### Problem to solve
Repeat each line of the material word for word.

☆ ☆ ☆

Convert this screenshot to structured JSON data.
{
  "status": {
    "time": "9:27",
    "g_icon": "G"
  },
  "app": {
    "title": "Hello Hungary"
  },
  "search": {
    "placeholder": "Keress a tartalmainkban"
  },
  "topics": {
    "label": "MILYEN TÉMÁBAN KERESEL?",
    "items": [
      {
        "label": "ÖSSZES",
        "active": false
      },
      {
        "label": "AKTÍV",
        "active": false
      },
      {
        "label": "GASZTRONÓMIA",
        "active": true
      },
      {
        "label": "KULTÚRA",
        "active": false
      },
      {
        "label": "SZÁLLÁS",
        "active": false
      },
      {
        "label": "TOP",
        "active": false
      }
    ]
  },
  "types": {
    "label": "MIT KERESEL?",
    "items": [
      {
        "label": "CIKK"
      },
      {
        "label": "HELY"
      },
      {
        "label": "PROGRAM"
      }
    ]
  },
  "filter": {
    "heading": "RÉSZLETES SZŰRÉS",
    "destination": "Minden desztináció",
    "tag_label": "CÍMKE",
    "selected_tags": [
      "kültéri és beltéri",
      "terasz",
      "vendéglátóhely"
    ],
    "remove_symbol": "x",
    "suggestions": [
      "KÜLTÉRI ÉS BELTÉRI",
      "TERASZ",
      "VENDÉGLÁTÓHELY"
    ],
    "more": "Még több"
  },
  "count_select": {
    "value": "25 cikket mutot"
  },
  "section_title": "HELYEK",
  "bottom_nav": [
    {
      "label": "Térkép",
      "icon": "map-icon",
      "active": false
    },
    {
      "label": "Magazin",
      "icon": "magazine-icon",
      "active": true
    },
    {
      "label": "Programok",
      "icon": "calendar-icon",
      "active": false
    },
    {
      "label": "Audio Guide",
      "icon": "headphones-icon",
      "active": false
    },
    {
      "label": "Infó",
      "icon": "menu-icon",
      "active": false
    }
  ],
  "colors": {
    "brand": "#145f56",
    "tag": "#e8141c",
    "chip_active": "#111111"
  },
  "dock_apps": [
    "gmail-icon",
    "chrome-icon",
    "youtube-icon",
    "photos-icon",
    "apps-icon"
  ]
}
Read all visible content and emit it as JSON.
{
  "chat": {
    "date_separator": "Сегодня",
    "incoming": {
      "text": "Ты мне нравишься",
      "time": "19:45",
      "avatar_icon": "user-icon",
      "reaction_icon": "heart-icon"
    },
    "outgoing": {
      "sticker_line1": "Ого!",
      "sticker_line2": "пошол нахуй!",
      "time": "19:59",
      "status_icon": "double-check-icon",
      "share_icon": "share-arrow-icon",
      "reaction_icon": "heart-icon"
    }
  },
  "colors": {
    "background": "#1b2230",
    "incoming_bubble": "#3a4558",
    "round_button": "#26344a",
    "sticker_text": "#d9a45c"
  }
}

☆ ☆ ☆

### Expected output
Convert this screenshot to structured JSON data.
{
  "status": {
    "time": "9:27",
    "g_icon": "G"
  },
  "app": {
    "title": "Hello Hungary"
  },
  "search": {
    "placeholder": "Keress a tartalmainkban"
  },
  "topics": {
    "label": "MILYEN TÉMÁBAN KERESEL?",
    "items": [
      {
        "label": "ÖSSZES",
        "active": false
      },
      {
        "label": "AKTÍV",
        "active": false
      },
      {
        "label": "GASZTRONÓMIA",
        "active": true
      },
      {
        "label": "KULTÚRA",
        "active": false
      },
      {
        "label": "SZÁLLÁS",
        "active": false
      },
      {
        "label": "TOP",
        "active": false
      }
    ]
  },
  "types": {
    "label": "MIT KERESEL?",
    "items": [
      {
        "label": "CIKK"
      },
      {
        "label": "HELY"
      },
      {
        "label": "PROGRAM"
      }
    ]
  },
  "filter": {
    "heading": "RÉSZLETES SZŰRÉS",
    "destination": "Minden desztináció",
    "tag_label": "CÍMKE",
    "selected_tags": [
      "kültéri és beltéri",
      "terasz",
      "vendéglátóhely"
    ],
    "remove_symbol": "x",
    "suggestions": [
      "KÜLTÉRI ÉS BELTÉRI",
      "TERASZ",
      "VENDÉGLÁTÓHELY"
    ],
    "more": "Még több"
  },
  "count_select": {
    "value": "25 cikket mutot"
  },
  "section_title": "HELYEK",
  "bottom_nav": [
    {
      "label": "Térkép",
      "icon": "map-icon",
      "active": false
    },
    {
      "label": "Magazin",
      "icon": "magazine-icon",
      "active": true
    },
    {
      "label": "Programok",
      "icon": "calendar-icon",
      "active": false
    },
    {
      "label": "Audio Guide",
      "icon": "headphones-icon",
      "active": false
    },
    {
      "label": "Infó",
      "icon": "menu-icon",
      "active": false
    }
  ],
  "colors": {
    "brand": "#145f56",
    "tag": "#e8141c",
    "chip_active": "#111111"
  },
  "dock_apps": [
    "gmail-icon",
    "chrome-icon",
    "youtube-icon",
    "photos-icon",
    "apps-icon"
  ]
}
Read all visible content and emit it as JSON.
{
  "chat": {
    "date_separator": "Сегодня",
    "incoming": {
      "text": "Ты мне нравишься",
      "time": "19:45",
      "avatar_icon": "user-icon",
      "reaction_icon": "heart-icon"
    },
    "outgoing": {
      "sticker_line1": "Ого!",
      "sticker_line2": "пошол нахуй!",
      "time": "19:59",
      "status_icon": "double-check-icon",
      "share_icon": "share-arrow-icon",
      "reaction_icon": "heart-icon"
    }
  },
  "colors": {
    "background": "#1b2230",
    "incoming_bubble": "#3a4558",
    "round_button": "#26344a",
    "sticker_text": "#d9a45c"
  }
}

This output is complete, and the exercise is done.